Item Link: Access the Resource
Media Type: Article - Recent
Publication Info: Foresight
Date of Publication: 11 March 2019
Author(s): Seth D. Baum, Stuart Armstrong, Timoteus Ekenstedt, Olle Häggström, Robin Hanson, Karin Kuhlemann, Matthijs M. Maas, James D. Miller, Markus Salmela, Anders Sandberg, Kaj Sotala, Phil Torres, Alexey Turchin, Roman V. Yampolskiy
What will human civilization look like in one million, one billion, or one trillion years? These are questions of broad scientific and ethical significance, yet they are neither wellstudied nor well-understood. While cosmology has probed stellar and physical dynamics in the deep future (Adams 2008), studies of human futures in demography, economics, sustainability science, political science, and related disciplines tend to concentrate on upcoming decades, often relying on simple extrapolations of existing trends, or on scenario writing. But important civilizational processes could play out over longer time scales. To restrict attention to near-term decades may be akin to the drunk searching for his keys under the streetlight: it may be where empirical study is more robust, but the important part lies elsewhere.
In this paper, we seek to formalize long-term trajectories of human civilization as a scientific and ethical field of study. We synthesize perspectives from a range of fields, including moral philosophy, demography, economics, sustainability science, risk analysis, futures studies, political science, archaeology, climatology, and astrobiology.

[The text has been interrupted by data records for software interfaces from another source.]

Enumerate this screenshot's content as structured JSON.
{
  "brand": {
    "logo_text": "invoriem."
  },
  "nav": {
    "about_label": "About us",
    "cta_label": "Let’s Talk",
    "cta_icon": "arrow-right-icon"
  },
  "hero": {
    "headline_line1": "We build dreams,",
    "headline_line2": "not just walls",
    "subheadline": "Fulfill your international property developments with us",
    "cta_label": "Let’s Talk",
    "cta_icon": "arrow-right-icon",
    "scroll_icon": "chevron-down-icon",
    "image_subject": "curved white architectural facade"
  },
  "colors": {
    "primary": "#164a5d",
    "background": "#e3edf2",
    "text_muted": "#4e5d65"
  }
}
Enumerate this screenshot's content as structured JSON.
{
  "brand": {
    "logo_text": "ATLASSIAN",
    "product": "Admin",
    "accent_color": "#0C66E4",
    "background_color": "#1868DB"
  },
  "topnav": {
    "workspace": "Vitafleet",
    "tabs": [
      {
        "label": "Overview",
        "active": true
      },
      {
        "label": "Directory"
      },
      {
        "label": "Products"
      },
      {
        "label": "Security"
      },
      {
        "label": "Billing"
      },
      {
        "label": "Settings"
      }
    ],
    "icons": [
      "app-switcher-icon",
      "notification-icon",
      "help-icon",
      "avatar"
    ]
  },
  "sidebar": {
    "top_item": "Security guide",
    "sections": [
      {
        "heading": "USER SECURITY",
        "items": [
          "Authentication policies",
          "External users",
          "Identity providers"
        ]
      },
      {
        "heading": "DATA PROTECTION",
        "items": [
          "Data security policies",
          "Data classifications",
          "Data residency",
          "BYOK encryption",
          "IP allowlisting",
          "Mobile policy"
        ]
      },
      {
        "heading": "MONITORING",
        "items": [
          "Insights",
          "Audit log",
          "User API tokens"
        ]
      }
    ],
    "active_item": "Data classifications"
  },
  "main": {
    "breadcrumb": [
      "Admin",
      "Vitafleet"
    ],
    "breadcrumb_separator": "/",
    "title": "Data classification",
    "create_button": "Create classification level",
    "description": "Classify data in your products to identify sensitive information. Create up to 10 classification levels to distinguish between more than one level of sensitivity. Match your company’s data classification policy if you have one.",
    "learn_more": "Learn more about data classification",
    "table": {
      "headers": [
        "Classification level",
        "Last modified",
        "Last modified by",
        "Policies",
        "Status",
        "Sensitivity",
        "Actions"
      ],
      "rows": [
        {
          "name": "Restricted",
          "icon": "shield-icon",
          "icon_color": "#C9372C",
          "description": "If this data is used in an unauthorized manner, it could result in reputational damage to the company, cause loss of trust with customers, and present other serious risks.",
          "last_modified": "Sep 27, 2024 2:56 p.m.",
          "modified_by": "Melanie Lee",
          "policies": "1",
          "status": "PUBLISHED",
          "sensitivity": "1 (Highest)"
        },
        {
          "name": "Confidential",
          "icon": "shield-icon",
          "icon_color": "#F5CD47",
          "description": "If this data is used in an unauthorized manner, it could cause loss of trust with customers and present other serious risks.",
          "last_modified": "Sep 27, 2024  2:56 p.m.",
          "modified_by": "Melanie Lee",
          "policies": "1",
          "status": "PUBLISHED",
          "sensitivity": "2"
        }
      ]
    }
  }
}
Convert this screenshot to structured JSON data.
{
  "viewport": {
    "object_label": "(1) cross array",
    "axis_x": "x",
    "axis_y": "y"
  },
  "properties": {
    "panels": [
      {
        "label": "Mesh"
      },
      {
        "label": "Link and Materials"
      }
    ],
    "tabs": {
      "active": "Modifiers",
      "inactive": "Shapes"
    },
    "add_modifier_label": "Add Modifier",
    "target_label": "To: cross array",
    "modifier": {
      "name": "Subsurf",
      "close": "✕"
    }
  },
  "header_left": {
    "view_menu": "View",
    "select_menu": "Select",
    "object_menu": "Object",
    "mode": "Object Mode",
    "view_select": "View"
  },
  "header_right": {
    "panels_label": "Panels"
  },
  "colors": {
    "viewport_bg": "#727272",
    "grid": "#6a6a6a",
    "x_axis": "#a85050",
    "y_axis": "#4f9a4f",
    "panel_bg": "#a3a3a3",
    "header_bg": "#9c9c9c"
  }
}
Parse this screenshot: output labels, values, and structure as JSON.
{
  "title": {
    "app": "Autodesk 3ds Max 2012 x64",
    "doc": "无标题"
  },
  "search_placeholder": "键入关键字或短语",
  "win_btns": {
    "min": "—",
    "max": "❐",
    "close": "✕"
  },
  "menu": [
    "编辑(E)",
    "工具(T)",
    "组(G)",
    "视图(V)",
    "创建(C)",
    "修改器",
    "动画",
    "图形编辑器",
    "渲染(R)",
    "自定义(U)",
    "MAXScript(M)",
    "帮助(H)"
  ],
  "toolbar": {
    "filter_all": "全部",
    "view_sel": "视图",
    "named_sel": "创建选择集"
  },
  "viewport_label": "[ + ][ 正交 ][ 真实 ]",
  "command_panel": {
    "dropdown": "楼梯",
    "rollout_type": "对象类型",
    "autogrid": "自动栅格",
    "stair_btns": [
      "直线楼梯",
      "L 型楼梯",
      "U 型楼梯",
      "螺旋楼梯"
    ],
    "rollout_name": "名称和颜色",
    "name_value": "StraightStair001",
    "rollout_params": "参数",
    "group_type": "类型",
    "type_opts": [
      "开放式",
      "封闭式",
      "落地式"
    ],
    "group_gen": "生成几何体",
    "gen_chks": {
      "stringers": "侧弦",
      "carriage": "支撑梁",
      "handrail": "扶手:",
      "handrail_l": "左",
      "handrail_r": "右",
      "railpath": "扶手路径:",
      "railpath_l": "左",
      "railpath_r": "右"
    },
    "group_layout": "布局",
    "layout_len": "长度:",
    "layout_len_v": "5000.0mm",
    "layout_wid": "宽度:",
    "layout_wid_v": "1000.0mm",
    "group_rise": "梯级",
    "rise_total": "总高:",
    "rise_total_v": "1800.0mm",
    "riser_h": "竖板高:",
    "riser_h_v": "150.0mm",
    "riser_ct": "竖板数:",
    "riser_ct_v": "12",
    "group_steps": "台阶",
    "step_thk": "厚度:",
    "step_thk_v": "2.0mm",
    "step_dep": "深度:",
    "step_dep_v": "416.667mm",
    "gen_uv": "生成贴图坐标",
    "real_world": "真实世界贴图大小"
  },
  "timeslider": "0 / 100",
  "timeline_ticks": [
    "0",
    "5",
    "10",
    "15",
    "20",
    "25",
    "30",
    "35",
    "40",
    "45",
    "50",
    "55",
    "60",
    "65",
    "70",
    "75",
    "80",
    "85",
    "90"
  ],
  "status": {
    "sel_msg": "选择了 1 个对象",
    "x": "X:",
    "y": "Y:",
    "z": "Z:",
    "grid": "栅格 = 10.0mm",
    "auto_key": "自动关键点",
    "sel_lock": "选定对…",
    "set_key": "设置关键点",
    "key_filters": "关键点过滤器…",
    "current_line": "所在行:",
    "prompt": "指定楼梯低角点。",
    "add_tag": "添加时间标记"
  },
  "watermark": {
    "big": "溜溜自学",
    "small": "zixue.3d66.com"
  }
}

Using insights from these fields, we establish four broad classes of trajectories and describe important details for each.